I have been managing my company’s contingent labor program for 10 years. I have experienced reorganizations, signiﬁcant acquisitions and divestitures, and management changes over that time. However, coming from the sourcing world there has been one constant throughout the life of the program: the pursuit of cost savings.
Sourcing historically will recognize improvements in process eﬃciencies, mitigation of risks, and improvements in quality, but unless they can be measured and drop to the bottom line they tend to be ancillary beneﬁts.
In the ﬁrst years of managing the program, I was able to demonstrate reductions in markups by moving to a managed environment. About three years in, I came to realize that changing statutory costs and market conditions were driving costs up, and it became more challenging to identify savings.
We considered measuring average bill rates, but realized that was as much a measure of the skill set mix in the organization as it was a measurement of actual changes in bill rates.
After a fair amount of thought, I concluded that the only solution that would provide year-over-year repeat able savings was eﬀective rate bench marking. If I could demonstrate that my actual bill rates were lower than the rates paid by other companies with a similar size and skill set match, I could generate savings annually. The solution was not only repeatable; it automatically factored in pricing changes that were caused by changing demand.
The supplier connection. I also realized that however good I might think I was, I would not be able to signiﬁcantly beat market prices. I knew I would have to make us an attractive client to the suppliers if I were to get them to oﬀer the rates I wanted. If I could improve process eﬃciencies for the suppliers, making it easier for them to do business with us, and reduce the supplier base to drive more volume to the top performers, I felt I could beat market pricing by 3 percent to 5 percent. With that completed, the next task was to vet the strategy through the ﬁnance organization to conﬁrm that they would approve this savings methodology.
Once approvals were received, and with the theory in hand, it was time to develop an execution strategy. We have one managed service program in place in the U.S. and a second in the U.K. I asked them to help ﬂesh out the speciﬁc issues that needed to be solved. These were the larger issues:
- Determining how to map our job titles to other companies’ job titles
- How to map locations to market segments
- How to make rate adjustments for the diﬀerent market segments
- How to select and evaluate data sources that would provide rate benchmark data
- What weight to give each of the data sources
- How to factor recruited vs. payrolled contractors

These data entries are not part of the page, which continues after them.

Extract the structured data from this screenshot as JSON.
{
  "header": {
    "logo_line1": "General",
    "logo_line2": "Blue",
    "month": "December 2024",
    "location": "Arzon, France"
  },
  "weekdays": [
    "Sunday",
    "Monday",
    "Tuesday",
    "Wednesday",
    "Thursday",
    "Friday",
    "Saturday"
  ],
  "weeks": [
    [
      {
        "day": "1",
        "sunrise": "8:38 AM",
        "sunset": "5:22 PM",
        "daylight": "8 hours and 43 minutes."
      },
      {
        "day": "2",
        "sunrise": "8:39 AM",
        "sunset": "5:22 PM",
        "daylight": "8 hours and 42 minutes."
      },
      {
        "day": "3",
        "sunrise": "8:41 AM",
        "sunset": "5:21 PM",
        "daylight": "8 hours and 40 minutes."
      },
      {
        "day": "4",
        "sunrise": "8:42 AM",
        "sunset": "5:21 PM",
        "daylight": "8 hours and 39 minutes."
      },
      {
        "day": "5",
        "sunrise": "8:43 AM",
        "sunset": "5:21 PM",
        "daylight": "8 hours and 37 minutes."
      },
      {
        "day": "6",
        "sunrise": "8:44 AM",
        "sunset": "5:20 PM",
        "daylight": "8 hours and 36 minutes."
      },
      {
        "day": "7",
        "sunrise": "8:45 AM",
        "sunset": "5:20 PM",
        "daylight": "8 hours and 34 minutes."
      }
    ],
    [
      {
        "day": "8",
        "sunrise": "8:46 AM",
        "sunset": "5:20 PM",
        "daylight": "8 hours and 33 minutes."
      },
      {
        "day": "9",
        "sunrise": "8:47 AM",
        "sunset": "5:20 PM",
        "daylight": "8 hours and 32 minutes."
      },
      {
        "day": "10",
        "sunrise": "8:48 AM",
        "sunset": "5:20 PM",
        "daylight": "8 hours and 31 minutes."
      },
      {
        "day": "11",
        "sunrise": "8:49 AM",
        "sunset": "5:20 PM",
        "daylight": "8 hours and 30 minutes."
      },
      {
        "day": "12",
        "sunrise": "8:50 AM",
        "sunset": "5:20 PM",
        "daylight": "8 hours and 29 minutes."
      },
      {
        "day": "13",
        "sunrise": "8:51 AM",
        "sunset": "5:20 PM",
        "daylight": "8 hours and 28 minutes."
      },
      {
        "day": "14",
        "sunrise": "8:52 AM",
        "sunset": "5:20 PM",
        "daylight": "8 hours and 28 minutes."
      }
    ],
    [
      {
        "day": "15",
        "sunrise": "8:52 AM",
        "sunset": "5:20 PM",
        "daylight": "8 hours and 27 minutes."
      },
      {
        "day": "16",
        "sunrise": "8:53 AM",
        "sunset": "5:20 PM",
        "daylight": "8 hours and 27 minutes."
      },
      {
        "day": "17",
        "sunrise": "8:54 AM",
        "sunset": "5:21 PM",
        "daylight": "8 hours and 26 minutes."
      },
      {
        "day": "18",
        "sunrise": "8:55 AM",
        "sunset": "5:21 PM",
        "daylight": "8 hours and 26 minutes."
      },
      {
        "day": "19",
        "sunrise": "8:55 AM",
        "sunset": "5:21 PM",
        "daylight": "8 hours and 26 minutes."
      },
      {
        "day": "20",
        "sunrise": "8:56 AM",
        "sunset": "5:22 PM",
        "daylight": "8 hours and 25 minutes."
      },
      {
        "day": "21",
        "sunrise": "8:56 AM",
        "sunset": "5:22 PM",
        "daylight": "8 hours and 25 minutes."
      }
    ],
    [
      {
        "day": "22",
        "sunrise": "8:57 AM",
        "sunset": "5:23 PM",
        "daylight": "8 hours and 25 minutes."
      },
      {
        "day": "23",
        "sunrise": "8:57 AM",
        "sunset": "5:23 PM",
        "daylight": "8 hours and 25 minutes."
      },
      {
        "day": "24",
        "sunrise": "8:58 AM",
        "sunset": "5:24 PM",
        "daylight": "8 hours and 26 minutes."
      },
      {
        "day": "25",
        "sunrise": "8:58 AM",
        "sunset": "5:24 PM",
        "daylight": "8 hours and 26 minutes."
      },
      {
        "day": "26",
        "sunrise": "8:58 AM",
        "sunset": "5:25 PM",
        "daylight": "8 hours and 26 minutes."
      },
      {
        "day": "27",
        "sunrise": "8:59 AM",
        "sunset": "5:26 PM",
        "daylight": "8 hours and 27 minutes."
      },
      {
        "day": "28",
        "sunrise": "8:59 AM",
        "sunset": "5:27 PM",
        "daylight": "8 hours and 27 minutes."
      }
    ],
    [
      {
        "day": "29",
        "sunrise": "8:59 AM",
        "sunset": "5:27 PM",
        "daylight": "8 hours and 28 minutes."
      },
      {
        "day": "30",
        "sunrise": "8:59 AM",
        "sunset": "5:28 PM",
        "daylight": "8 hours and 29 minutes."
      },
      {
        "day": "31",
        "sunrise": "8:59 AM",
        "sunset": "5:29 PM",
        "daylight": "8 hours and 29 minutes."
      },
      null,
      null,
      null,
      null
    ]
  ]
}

I was lucky that both of my MSP providers are part of large staﬃng organizations, so they both had a great deal of customer data available that they could aggregate, as well as subscriptions to services that also provided this type of data.
Having this data enabled us to measure our actual pay rates against the market quarterly. Over the last several years we have demonstrated that our rates are 7 percent to 8 percent less than market rates. We do recognize that these are inﬂuenced by the number of payrolled contractors on assignment.
In addition to the cost avoidance, this rate benchmark data also provided additional beneﬁts. It allows us to more accurately evaluate and adjust our rate cards quarterly. It allowed us to change our rate card from a min-max strategy to a min-market average strategy. Although the change is subtle, we have found that it inﬂuences the target bill rates that hiring managers set for a speciﬁc assignment and which are provided to the staﬃng suppliers.
We have seen signiﬁcant beneﬁts from implementing a rate bench marking strategy into our program. The one overriding thing we learned is we never would have been able to implement the initiative, or realize the beneﬁts we have, without the support of our MSP partners. Only by developing and maintaining strong partnerships with our MSPs has the program been able to realize any level of success that we have achieved.
Dave Kain is director, global sourcing at Thomson Reuters.